What to work on: All of the records must be repeated exactly as they read.
*** Records to process Section Begins ***
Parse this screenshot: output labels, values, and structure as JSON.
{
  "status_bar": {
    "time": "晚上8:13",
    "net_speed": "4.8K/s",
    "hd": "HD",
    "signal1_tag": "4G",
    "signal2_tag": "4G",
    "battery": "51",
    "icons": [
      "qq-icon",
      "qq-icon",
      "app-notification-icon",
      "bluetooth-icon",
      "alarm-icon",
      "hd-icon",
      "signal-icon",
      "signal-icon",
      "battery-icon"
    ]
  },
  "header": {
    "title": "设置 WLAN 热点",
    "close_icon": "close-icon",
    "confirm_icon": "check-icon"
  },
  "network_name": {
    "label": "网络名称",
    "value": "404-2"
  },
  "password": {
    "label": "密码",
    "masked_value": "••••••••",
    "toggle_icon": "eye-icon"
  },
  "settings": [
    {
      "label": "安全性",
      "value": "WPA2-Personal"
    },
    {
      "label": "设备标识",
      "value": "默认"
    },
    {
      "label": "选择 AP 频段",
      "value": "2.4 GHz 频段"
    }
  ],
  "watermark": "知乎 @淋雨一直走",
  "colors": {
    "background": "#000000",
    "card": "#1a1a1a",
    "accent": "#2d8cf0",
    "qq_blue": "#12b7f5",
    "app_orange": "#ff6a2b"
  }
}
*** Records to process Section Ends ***
Exercise answer:
Parse this screenshot: output labels, values, and structure as JSON.
{
  "status_bar": {
    "time": "晚上8:13",
    "net_speed": "4.8K/s",
    "hd": "HD",
    "signal1_tag": "4G",
    "signal2_tag": "4G",
    "battery": "51",
    "icons": [
      "qq-icon",
      "qq-icon",
      "app-notification-icon",
      "bluetooth-icon",
      "alarm-icon",
      "hd-icon",
      "signal-icon",
      "signal-icon",
      "battery-icon"
    ]
  },
  "header": {
    "title": "设置 WLAN 热点",
    "close_icon": "close-icon",
    "confirm_icon": "check-icon"
  },
  "network_name": {
    "label": "网络名称",
    "value": "404-2"
  },
  "password": {
    "label": "密码",
    "masked_value": "••••••••",
    "toggle_icon": "eye-icon"
  },
  "settings": [
    {
      "label": "安全性",
      "value": "WPA2-Personal"
    },
    {
      "label": "设备标识",
      "value": "默认"
    },
    {
      "label": "选择 AP 频段",
      "value": "2.4 GHz 频段"
    }
  ],
  "watermark": "知乎 @淋雨一直走",
  "colors": {
    "background": "#000000",
    "card": "#1a1a1a",
    "accent": "#2d8cf0",
    "qq_blue": "#12b7f5",
    "app_orange": "#ff6a2b"
  }
}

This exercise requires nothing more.